→ **WORK REQUIRED**
Below are some records; give them all again exactly, but not the pictures.

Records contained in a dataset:
--- START ---

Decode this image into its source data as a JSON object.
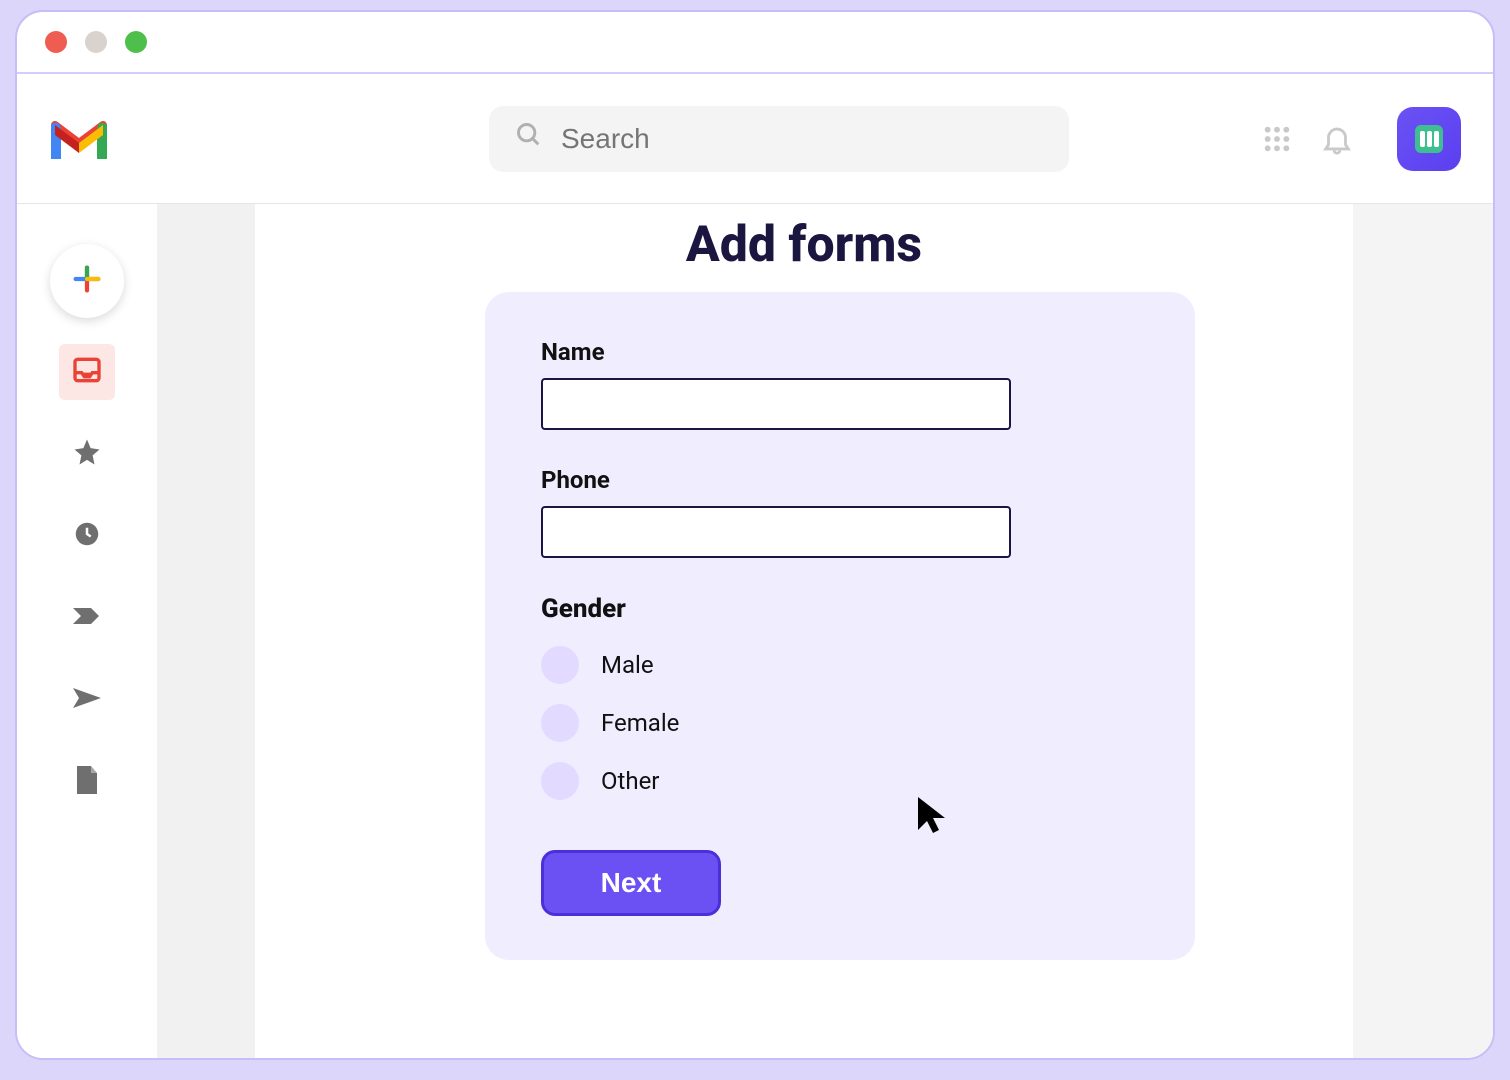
{
  "header": {
    "search_placeholder": "Search"
  },
  "sidebar": {
    "items": [
      {
        "name": "inbox"
      },
      {
        "name": "starred"
      },
      {
        "name": "snoozed"
      },
      {
        "name": "important"
      },
      {
        "name": "sent"
      },
      {
        "name": "drafts"
      }
    ]
  },
  "page": {
    "title": "Add forms"
  },
  "form": {
    "name_label": "Name",
    "name_value": "",
    "phone_label": "Phone",
    "phone_value": "",
    "gender_label": "Gender",
    "gender_options": [
      "Male",
      "Female",
      "Other"
    ],
    "next_label": "Next"
  }
}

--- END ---

→ **RESPONSE**
Decode this image into its source data as a JSON object.
{
  "header": {
    "search_placeholder": "Search"
  },
  "sidebar": {
    "items": [
      {
        "name": "inbox"
      },
      {
        "name": "starred"
      },
      {
        "name": "snoozed"
      },
      {
        "name": "important"
      },
      {
        "name": "sent"
      },
      {
        "name": "drafts"
      }
    ]
  },
  "page": {
    "title": "Add forms"
  },
  "form": {
    "name_label": "Name",
    "name_value": "",
    "phone_label": "Phone",
    "phone_value": "",
    "gender_label": "Gender",
    "gender_options": [
      "Male",
      "Female",
      "Other"
    ],
    "next_label": "Next"
  }
}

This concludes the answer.